*MATERIAL FOR THIS EXERCISE*.
►

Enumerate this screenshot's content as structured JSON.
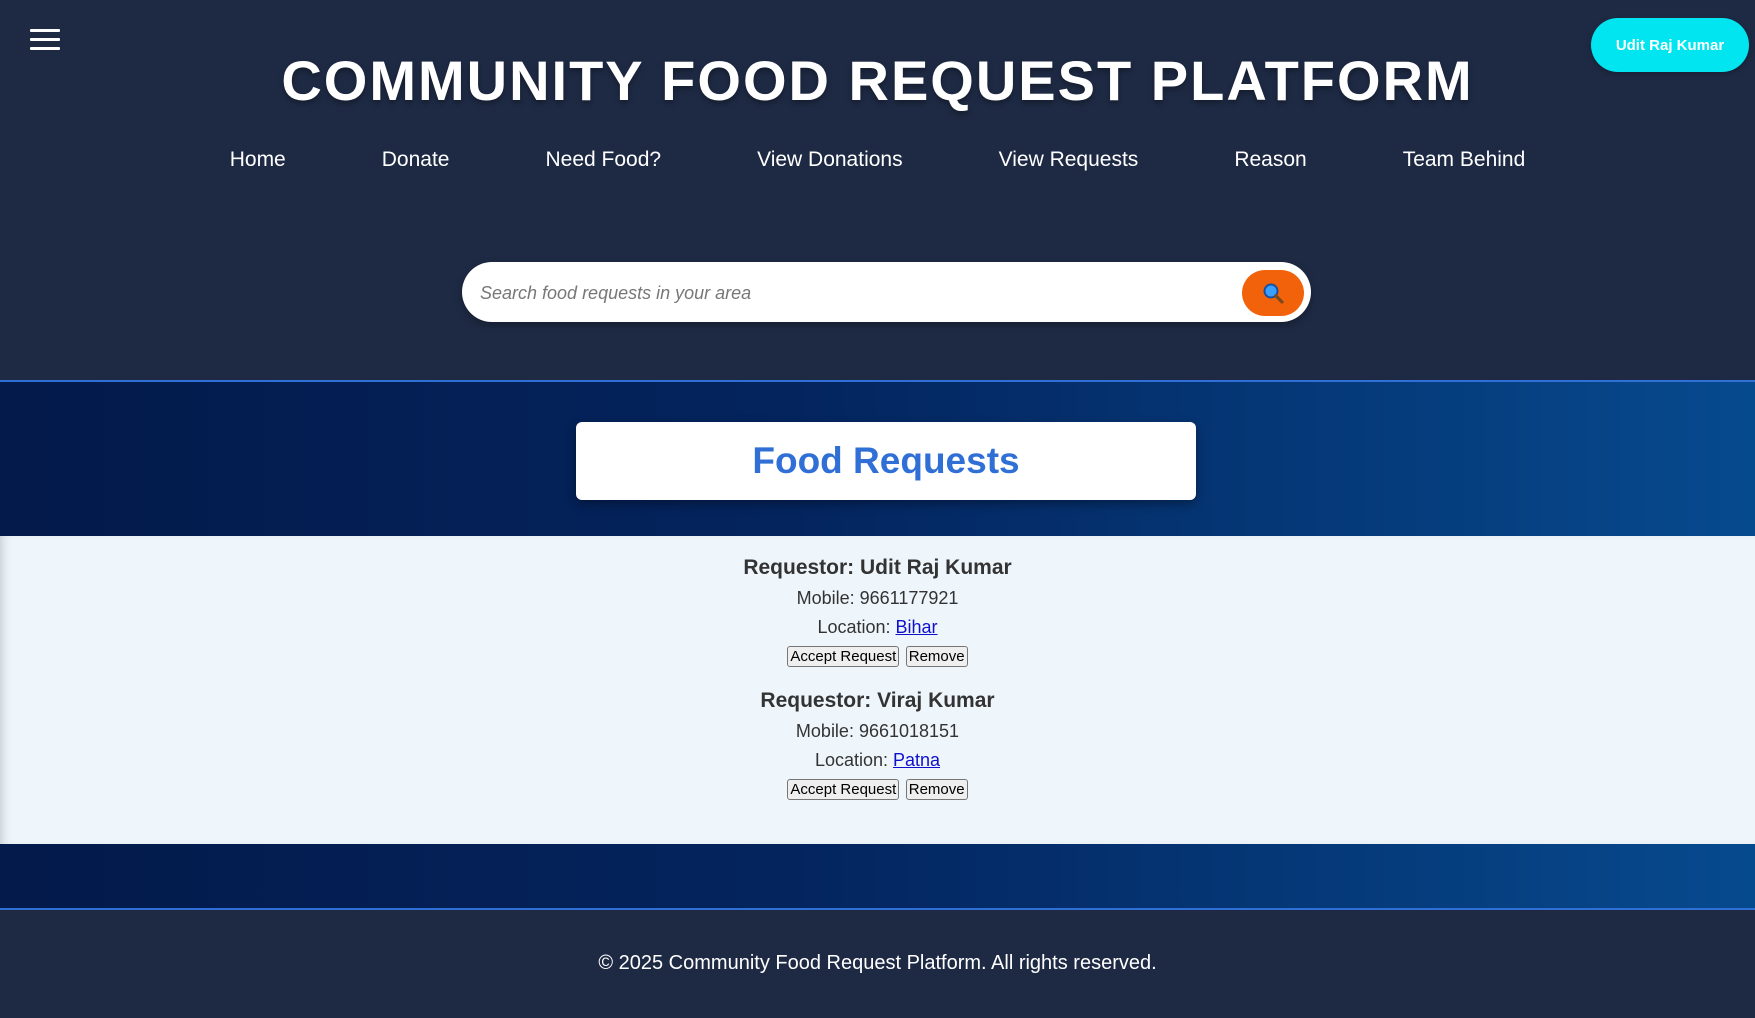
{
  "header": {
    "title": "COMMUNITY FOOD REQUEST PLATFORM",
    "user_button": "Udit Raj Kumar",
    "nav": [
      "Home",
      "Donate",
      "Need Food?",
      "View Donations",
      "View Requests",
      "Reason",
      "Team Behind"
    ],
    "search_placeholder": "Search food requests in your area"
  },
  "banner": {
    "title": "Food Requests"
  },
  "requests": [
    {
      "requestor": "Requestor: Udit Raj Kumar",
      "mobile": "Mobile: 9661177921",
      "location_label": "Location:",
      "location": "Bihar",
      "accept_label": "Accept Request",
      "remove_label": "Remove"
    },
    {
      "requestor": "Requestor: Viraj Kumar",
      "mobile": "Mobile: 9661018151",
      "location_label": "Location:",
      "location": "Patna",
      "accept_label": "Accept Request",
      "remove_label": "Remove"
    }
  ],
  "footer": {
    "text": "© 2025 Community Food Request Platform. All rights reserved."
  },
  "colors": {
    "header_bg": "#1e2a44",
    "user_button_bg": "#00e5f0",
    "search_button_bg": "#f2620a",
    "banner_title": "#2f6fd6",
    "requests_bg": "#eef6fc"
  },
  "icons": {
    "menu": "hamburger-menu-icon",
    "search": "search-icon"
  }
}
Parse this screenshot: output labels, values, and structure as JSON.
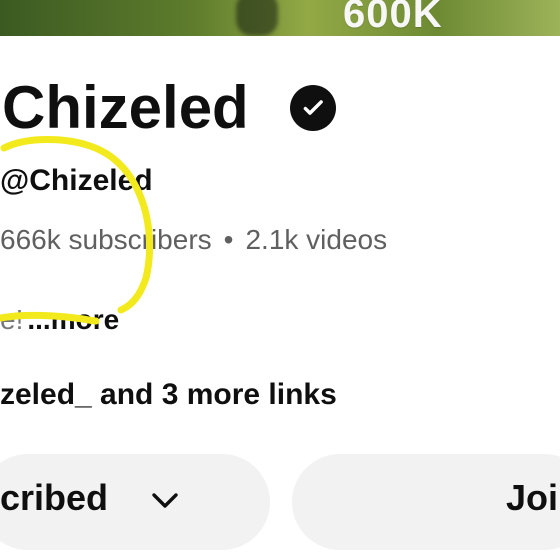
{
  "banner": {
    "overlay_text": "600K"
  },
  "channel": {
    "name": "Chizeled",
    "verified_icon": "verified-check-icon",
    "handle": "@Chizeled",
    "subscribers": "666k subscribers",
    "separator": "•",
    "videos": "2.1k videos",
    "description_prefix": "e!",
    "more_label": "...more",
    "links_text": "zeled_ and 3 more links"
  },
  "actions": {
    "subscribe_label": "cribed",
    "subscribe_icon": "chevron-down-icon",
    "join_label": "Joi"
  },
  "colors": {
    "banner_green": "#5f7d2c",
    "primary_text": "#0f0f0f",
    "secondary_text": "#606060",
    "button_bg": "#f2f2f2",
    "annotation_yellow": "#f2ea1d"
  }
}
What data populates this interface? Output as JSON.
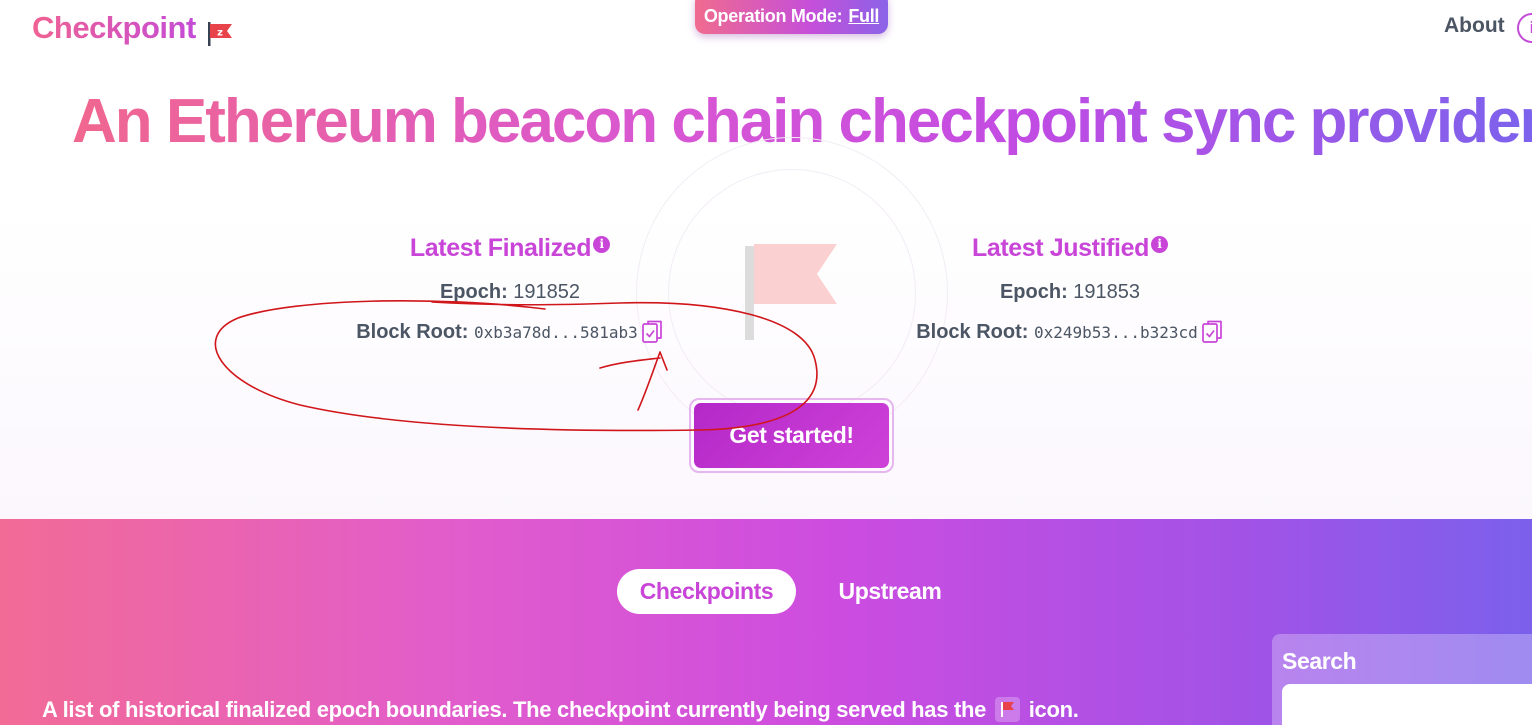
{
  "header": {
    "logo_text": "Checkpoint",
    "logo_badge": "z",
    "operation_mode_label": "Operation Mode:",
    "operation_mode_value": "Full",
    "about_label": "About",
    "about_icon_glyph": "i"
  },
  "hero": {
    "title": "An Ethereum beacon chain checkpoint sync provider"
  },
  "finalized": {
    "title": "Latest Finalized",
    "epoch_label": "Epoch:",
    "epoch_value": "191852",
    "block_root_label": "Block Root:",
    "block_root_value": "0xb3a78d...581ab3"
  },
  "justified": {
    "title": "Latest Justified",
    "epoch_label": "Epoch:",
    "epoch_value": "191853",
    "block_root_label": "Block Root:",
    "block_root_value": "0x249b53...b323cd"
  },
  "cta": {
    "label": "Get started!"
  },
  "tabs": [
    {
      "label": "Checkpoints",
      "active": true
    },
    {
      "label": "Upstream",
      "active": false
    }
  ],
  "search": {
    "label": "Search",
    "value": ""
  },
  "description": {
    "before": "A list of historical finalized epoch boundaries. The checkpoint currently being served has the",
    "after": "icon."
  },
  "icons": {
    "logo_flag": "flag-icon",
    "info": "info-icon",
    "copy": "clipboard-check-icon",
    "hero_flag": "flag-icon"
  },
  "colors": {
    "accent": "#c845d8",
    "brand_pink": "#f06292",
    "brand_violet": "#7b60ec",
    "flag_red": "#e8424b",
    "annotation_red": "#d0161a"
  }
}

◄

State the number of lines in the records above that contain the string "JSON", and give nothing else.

*ANSWER TO THE PROBLEM*. 3